▶ **What is needed**
Which lines of the data below include the string "icon"? Return each of them.

(Website and app data records)
________
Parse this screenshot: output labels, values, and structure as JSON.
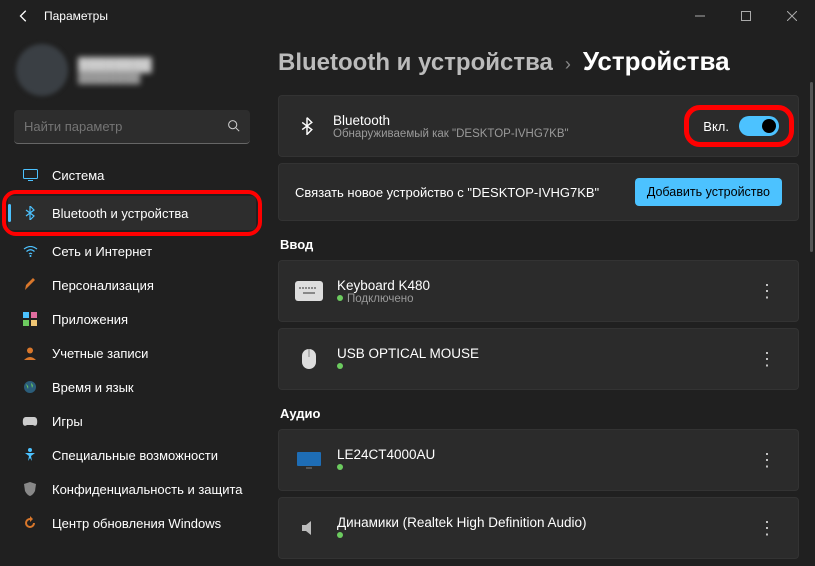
{
  "window": {
    "title": "Параметры"
  },
  "profile": {
    "name": "████████",
    "email": "████████"
  },
  "search": {
    "placeholder": "Найти параметр"
  },
  "sidebar": {
    "items": [
      {
        "icon": "system",
        "label": "Система"
      },
      {
        "icon": "bt",
        "label": "Bluetooth и устройства",
        "active": true
      },
      {
        "icon": "wifi",
        "label": "Сеть и Интернет"
      },
      {
        "icon": "brush",
        "label": "Персонализация"
      },
      {
        "icon": "apps",
        "label": "Приложения"
      },
      {
        "icon": "account",
        "label": "Учетные записи"
      },
      {
        "icon": "time",
        "label": "Время и язык"
      },
      {
        "icon": "gaming",
        "label": "Игры"
      },
      {
        "icon": "access",
        "label": "Специальные возможности"
      },
      {
        "icon": "privacy",
        "label": "Конфиденциальность и защита"
      },
      {
        "icon": "update",
        "label": "Центр обновления Windows"
      }
    ]
  },
  "breadcrumb": {
    "parent": "Bluetooth и устройства",
    "current": "Устройства"
  },
  "bluetooth_card": {
    "title": "Bluetooth",
    "subtitle": "Обнаруживаемый как \"DESKTOP-IVHG7KB\"",
    "toggle_label": "Вкл.",
    "toggle_on": true
  },
  "pair_card": {
    "text": "Связать новое устройство с \"DESKTOP-IVHG7KB\"",
    "button": "Добавить устройство"
  },
  "sections": {
    "input": {
      "label": "Ввод",
      "devices": [
        {
          "type": "keyboard",
          "name": "Keyboard K480",
          "status": "Подключено"
        },
        {
          "type": "mouse",
          "name": "USB OPTICAL MOUSE",
          "status": ""
        }
      ]
    },
    "audio": {
      "label": "Аудио",
      "devices": [
        {
          "type": "monitor",
          "name": "LE24CT4000AU",
          "status": ""
        },
        {
          "type": "speaker",
          "name": "Динамики (Realtek High Definition Audio)",
          "status": ""
        }
      ]
    }
  }
}
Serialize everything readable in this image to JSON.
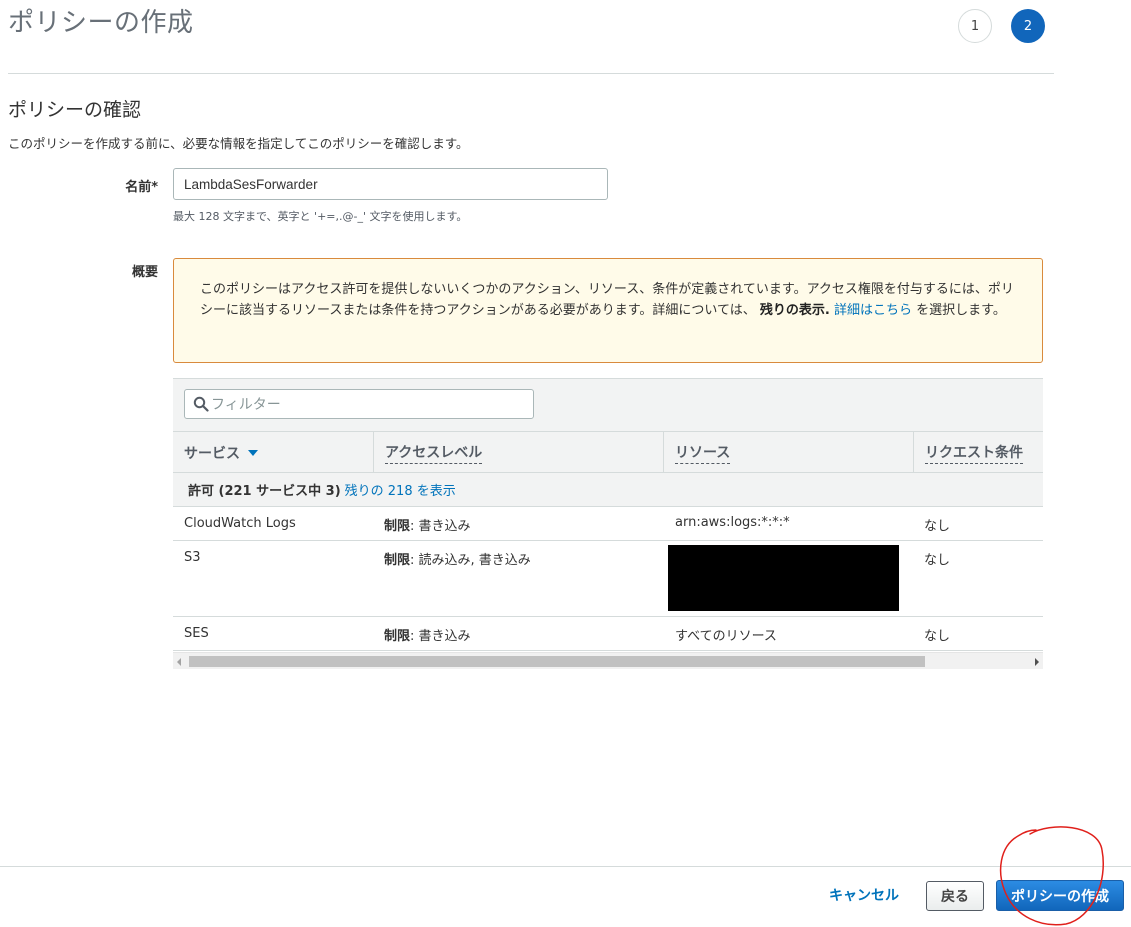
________
▶ **Response**
        "icon": "system",
        "icon": "bt",
        "icon": "wifi",
        "icon": "brush",
        "icon": "apps",
        "icon": "account",
        "icon": "time",
        "icon": "gaming",
        "icon": "access",
        "icon": "privacy",
        "icon": "update",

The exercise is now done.